Director Yorgos Lanthimos’s 2009 international breakthrough Dogtooth is a bar set so high that you’d not even mind if it he never managed to leap over it again, and yet here we are: just two films later – and the director’s first film in a language other than his native Greek (it’s English and a […]

The tyranny of awards-season chatter is that it reduces interesting movies to uninteresting horse race conversation, so let’s get the dull part out of the way: yes, Brie Larson is fantastic in Room. This is only surprising if you haven’t been paying attention. Brie Larson is always fantastic. She was fantastic in Don Jon, where […]

It’s of course lazy and arguably bigoted, speaking to a cramped sample set, to suggest that Italian Filmmaker A and Italian Filmmaker B resemble each other in no small part because they are both Italian. But it is a national cinema that particularly favors enormous, lavish spectacle, and there’s never been a point since WWII […]

To begin by asking the least burning question of them all: is Song of the Sea better than The Secret of Kells? I’m inclined to say no. There’s the ol’ “form follows content” argument, which would have it that Kells uses a visual aesthetic that is intimately derived from its primary subject, the illuminated Book […]

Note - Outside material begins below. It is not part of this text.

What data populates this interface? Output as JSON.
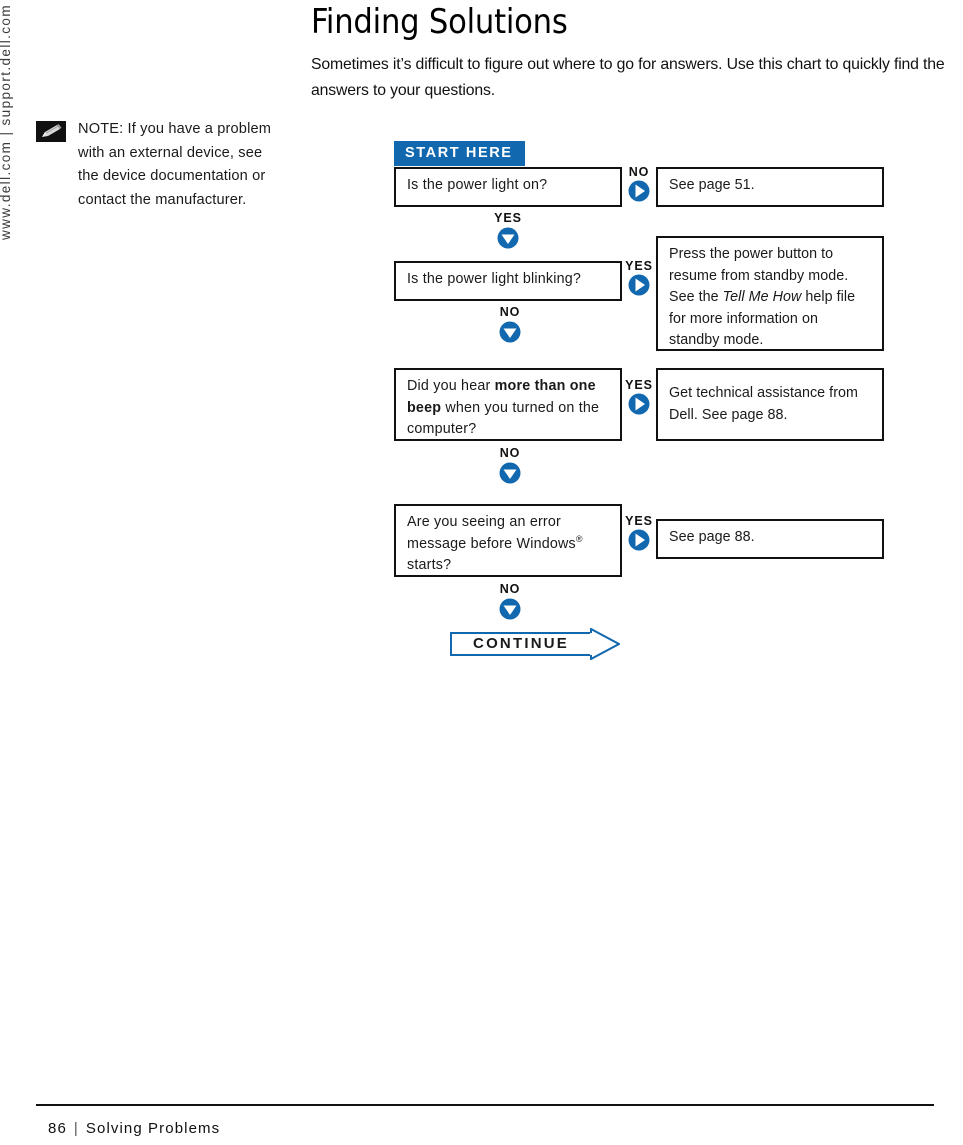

Titling one’s movie Calvary, as writer-director John Michael McDonagh has done in his second feature (and also the second entry in his project to give amazing lead roles to Brendan Gleeson), boxes things in pretty well. It has to be a film with a walking, talking Christ surrogate, pretty much, and Calvary‘s is a doozy: […]